[Opening DATASET EXCERPTS section]

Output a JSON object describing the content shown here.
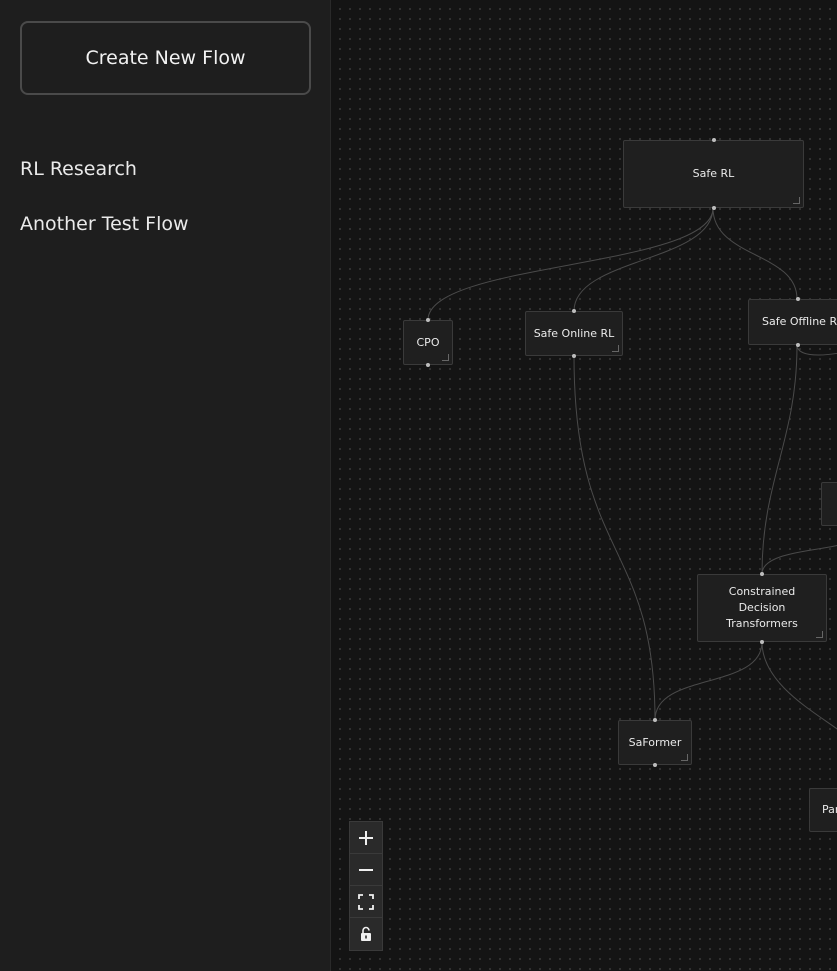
{
  "sidebar": {
    "create_button_label": "Create New Flow",
    "flows": [
      {
        "label": "RL Research"
      },
      {
        "label": "Another Test Flow"
      }
    ]
  },
  "canvas": {
    "nodes": {
      "safe_rl": "Safe RL",
      "cpo": "CPO",
      "safe_online_rl": "Safe Online RL",
      "safe_offline_rl": "Safe Offline RL",
      "cdt": "Constrained Decision Transformers",
      "saformer": "SaFormer",
      "partial_right": "Par"
    }
  },
  "controls": {
    "icons": [
      "zoom-in-icon",
      "zoom-out-icon",
      "fit-view-icon",
      "lock-icon"
    ]
  }
}
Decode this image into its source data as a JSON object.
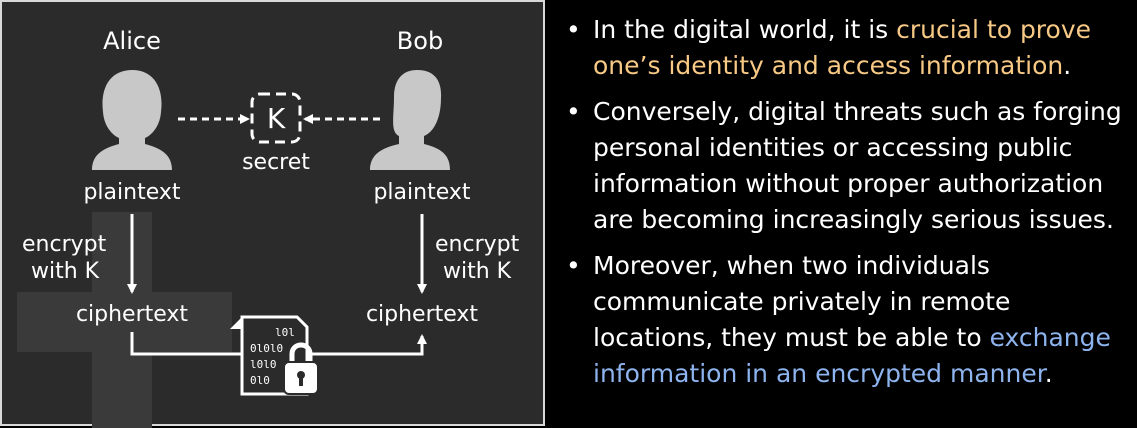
{
  "diagram": {
    "alice": "Alice",
    "bob": "Bob",
    "key_letter": "K",
    "secret": "secret",
    "plaintext_left": "plaintext",
    "plaintext_right": "plaintext",
    "encrypt_left": [
      "encrypt",
      "with K"
    ],
    "encrypt_right": [
      "encrypt",
      "with K"
    ],
    "ciphertext_left": "ciphertext",
    "ciphertext_right": "ciphertext",
    "binary_lines": [
      "l0l",
      "0l0l0",
      "l0l0",
      "0l0"
    ],
    "icons": [
      "person-icon",
      "key-box-icon",
      "encrypted-document-icon",
      "padlock-icon"
    ],
    "colors": {
      "panel": "#2b2b2b",
      "border": "#d9d9d9",
      "person": "#c8c8c8"
    }
  },
  "bullets": [
    {
      "segments": [
        {
          "text": "In the digital world, it is ",
          "hl": ""
        },
        {
          "text": "crucial to prove one’s identity and access information",
          "hl": "orange"
        },
        {
          "text": ".",
          "hl": ""
        }
      ]
    },
    {
      "segments": [
        {
          "text": "Conversely, digital threats such as forging personal identities or accessing public information without proper authorization are becoming increasingly serious issues.",
          "hl": ""
        }
      ]
    },
    {
      "segments": [
        {
          "text": "Moreover, when two individuals communicate privately in remote locations, they must be able to ",
          "hl": ""
        },
        {
          "text": "exchange information in an encrypted manner",
          "hl": "blue"
        },
        {
          "text": ".",
          "hl": ""
        }
      ]
    }
  ],
  "highlight_colors": {
    "orange": "#f7c985",
    "blue": "#8db4ee"
  }
}
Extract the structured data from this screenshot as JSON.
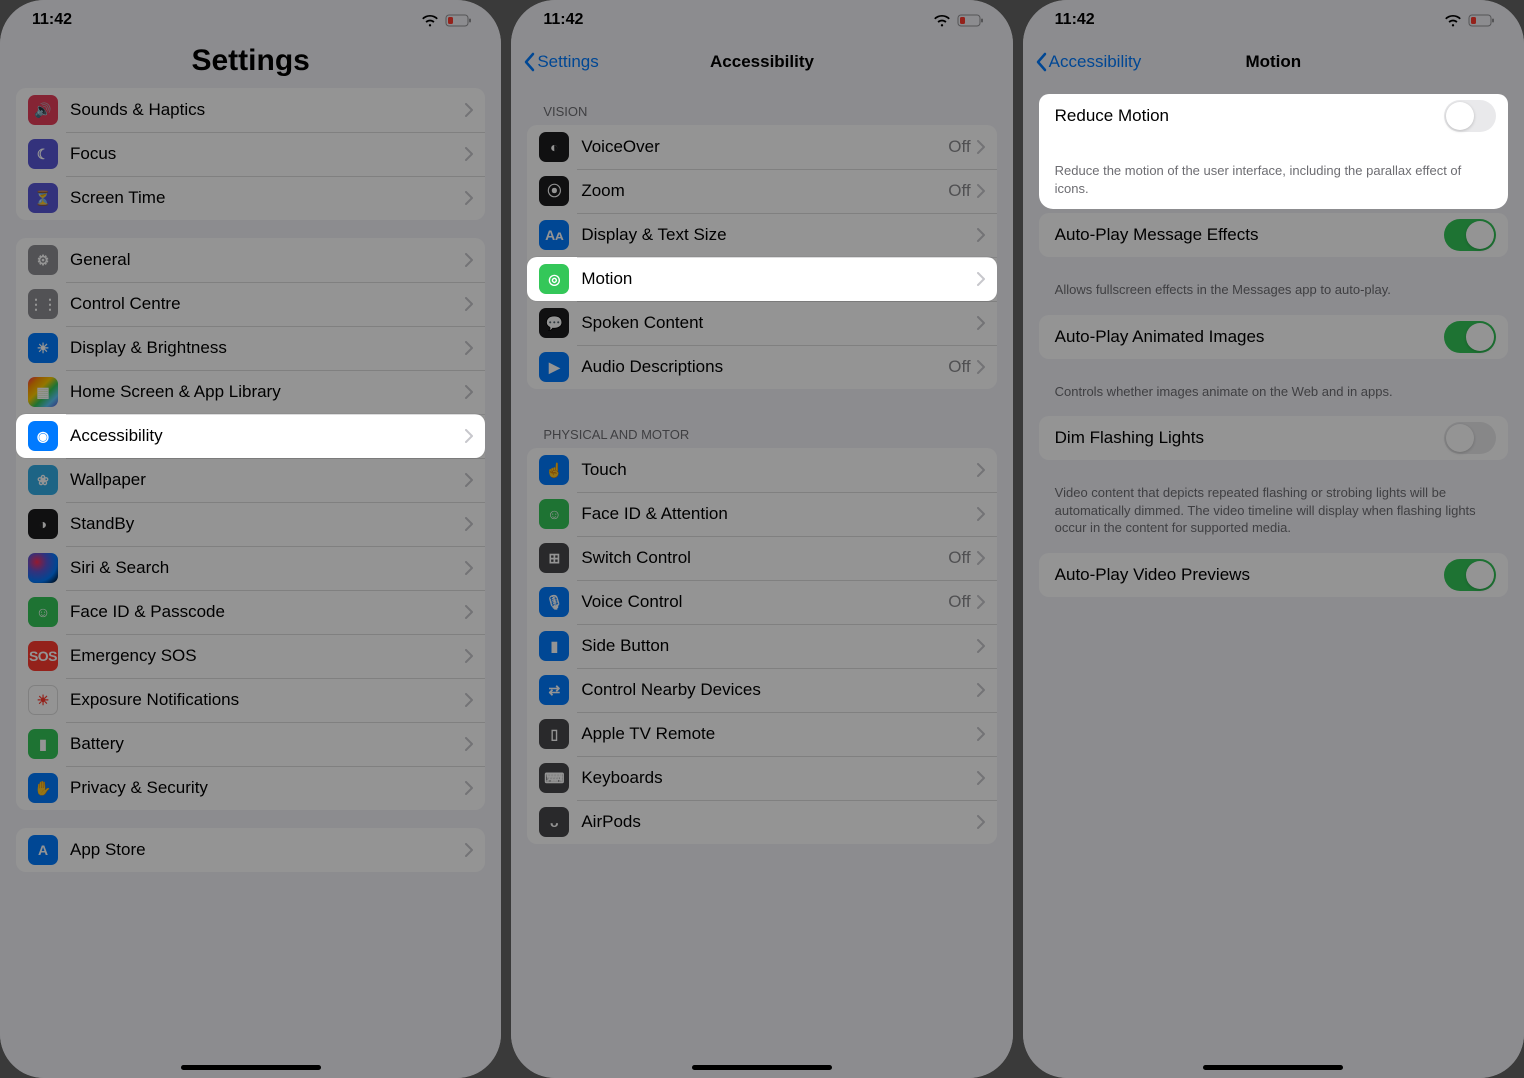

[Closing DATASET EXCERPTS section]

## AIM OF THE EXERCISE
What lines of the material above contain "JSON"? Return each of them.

## SOLUTION TO THIS PROBLEM
Output a JSON object describing the content shown here.
Decode this image into its source data as a JSON object.
Extract the structured data from this screenshot as JSON.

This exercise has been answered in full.